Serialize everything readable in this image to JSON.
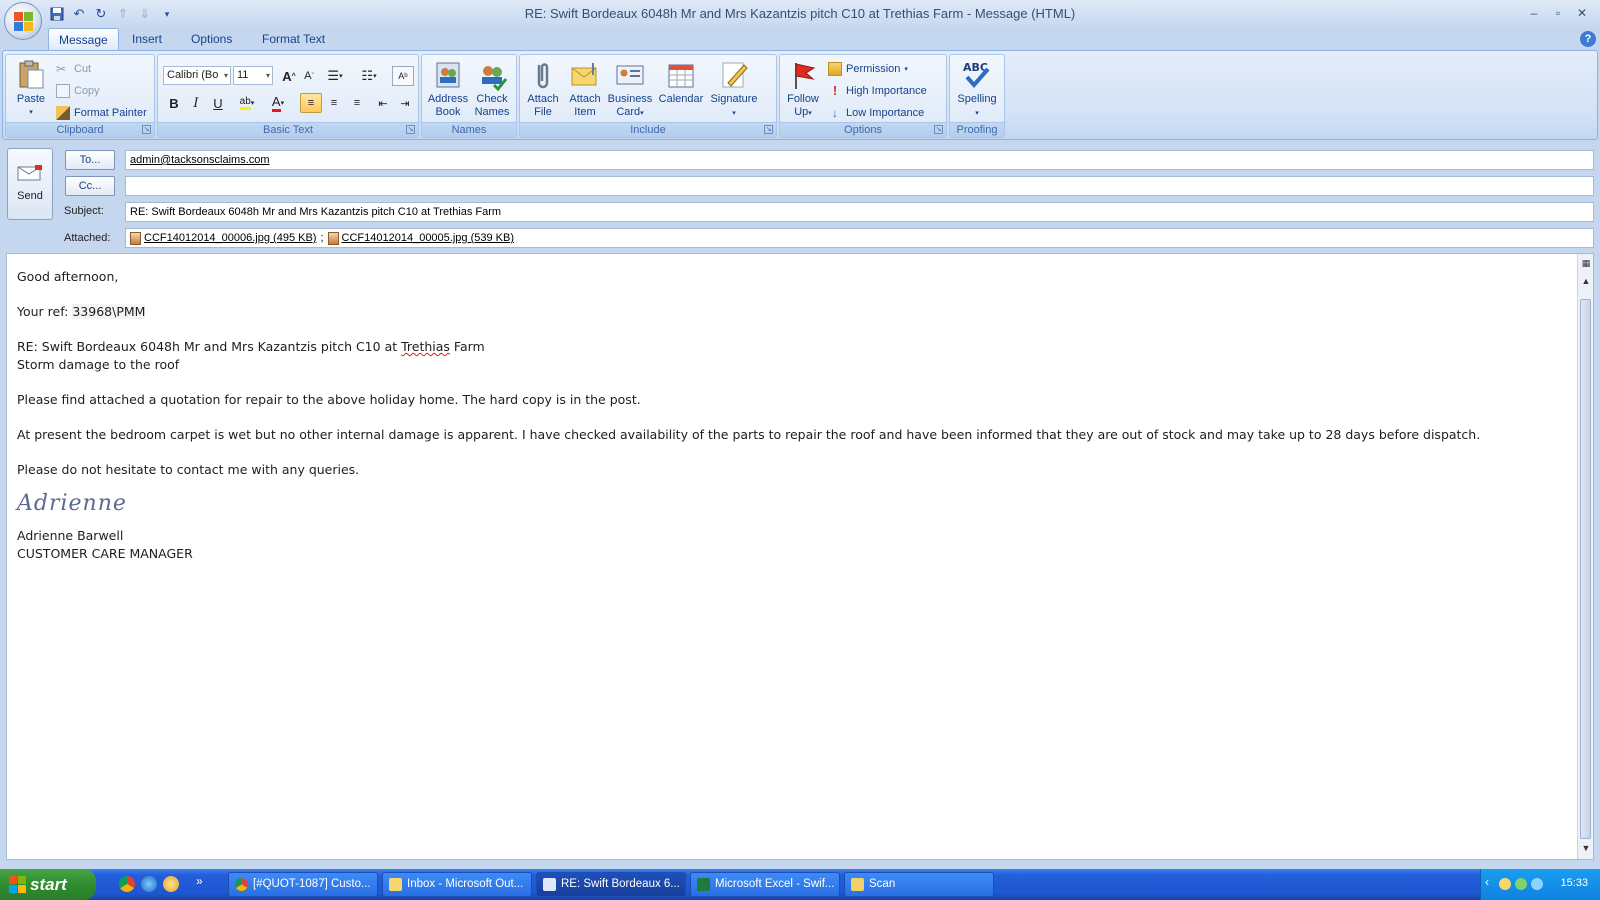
{
  "window": {
    "title": "RE: Swift Bordeaux 6048h Mr and Mrs Kazantzis pitch C10 at Trethias Farm - Message (HTML)",
    "controls": [
      "–",
      "▫",
      "✕"
    ]
  },
  "tabs": [
    "Message",
    "Insert",
    "Options",
    "Format Text"
  ],
  "ribbon": {
    "clipboard": {
      "label": "Clipboard",
      "paste": "Paste",
      "cut": "Cut",
      "copy": "Copy",
      "format_painter": "Format Painter"
    },
    "basic_text": {
      "label": "Basic Text",
      "font": "Calibri (Bo",
      "size": "11"
    },
    "names": {
      "label": "Names",
      "address_book": [
        "Address",
        "Book"
      ],
      "check_names": [
        "Check",
        "Names"
      ]
    },
    "include": {
      "label": "Include",
      "attach_file": [
        "Attach",
        "File"
      ],
      "attach_item": [
        "Attach",
        "Item"
      ],
      "business_card": [
        "Business",
        "Card"
      ],
      "calendar": "Calendar",
      "signature": "Signature"
    },
    "options": {
      "label": "Options",
      "follow_up": [
        "Follow",
        "Up"
      ],
      "permission": "Permission",
      "high_importance": "High Importance",
      "low_importance": "Low Importance"
    },
    "proofing": {
      "label": "Proofing",
      "spelling": "Spelling",
      "abc": "ABC"
    }
  },
  "header": {
    "send": "Send",
    "to_button": "To...",
    "cc_button": "Cc...",
    "subject_label": "Subject:",
    "attached_label": "Attached:",
    "to_value": "admin@tacksonsclaims.com",
    "cc_value": "",
    "subject_value": "RE: Swift Bordeaux 6048h Mr and Mrs Kazantzis pitch C10 at Trethias Farm",
    "attachments": [
      "CCF14012014_00006.jpg (495 KB)",
      "CCF14012014_00005.jpg (539 KB)"
    ],
    "attachment_separator": ";"
  },
  "message": {
    "greeting": "Good afternoon,",
    "ref_prefix": "Your ref: ",
    "ref_value": "33968\\PMM",
    "re_line_a": "RE: Swift Bordeaux 6048h Mr and Mrs Kazantzis pitch C10 at ",
    "re_line_b": "Trethias",
    "re_line_c": " Farm",
    "storm_line": "Storm damage to the roof",
    "para1": "Please find attached a quotation for repair to the above holiday home.  The hard copy is in the post.",
    "para2": "At present the bedroom carpet is wet but no other internal damage is apparent.  I have checked availability of the parts to repair the roof and have been informed that they are out of stock and may take up to 28 days before dispatch.",
    "para3": "Please do not hesitate to contact me with any queries.",
    "signature_script": "Adrienne",
    "sig_name": "Adrienne Barwell",
    "sig_title": "CUSTOMER CARE MANAGER"
  },
  "taskbar": {
    "start": "start",
    "more": "»",
    "tasks": [
      "[#QUOT-1087] Custo...",
      "Inbox - Microsoft Out...",
      "RE: Swift Bordeaux 6...",
      "Microsoft Excel - Swif...",
      "Scan"
    ],
    "clock": "15:33"
  },
  "colors": {
    "ribbon_text": "#15428b",
    "taskbar_blue": "#245edb",
    "start_green": "#2f8d2f",
    "active_tab": "#ffffff"
  }
}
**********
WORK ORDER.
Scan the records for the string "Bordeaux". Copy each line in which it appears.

EXERCISE RESULT.
    "title": "RE: Swift Bordeaux 6048h Mr and Mrs Kazantzis pitch C10 at Trethias Farm - Message (HTML)",
    "subject_value": "RE: Swift Bordeaux 6048h Mr and Mrs Kazantzis pitch C10 at Trethias Farm",
    "re_line_a": "RE: Swift Bordeaux 6048h Mr and Mrs Kazantzis pitch C10 at ",
      "RE: Swift Bordeaux 6...",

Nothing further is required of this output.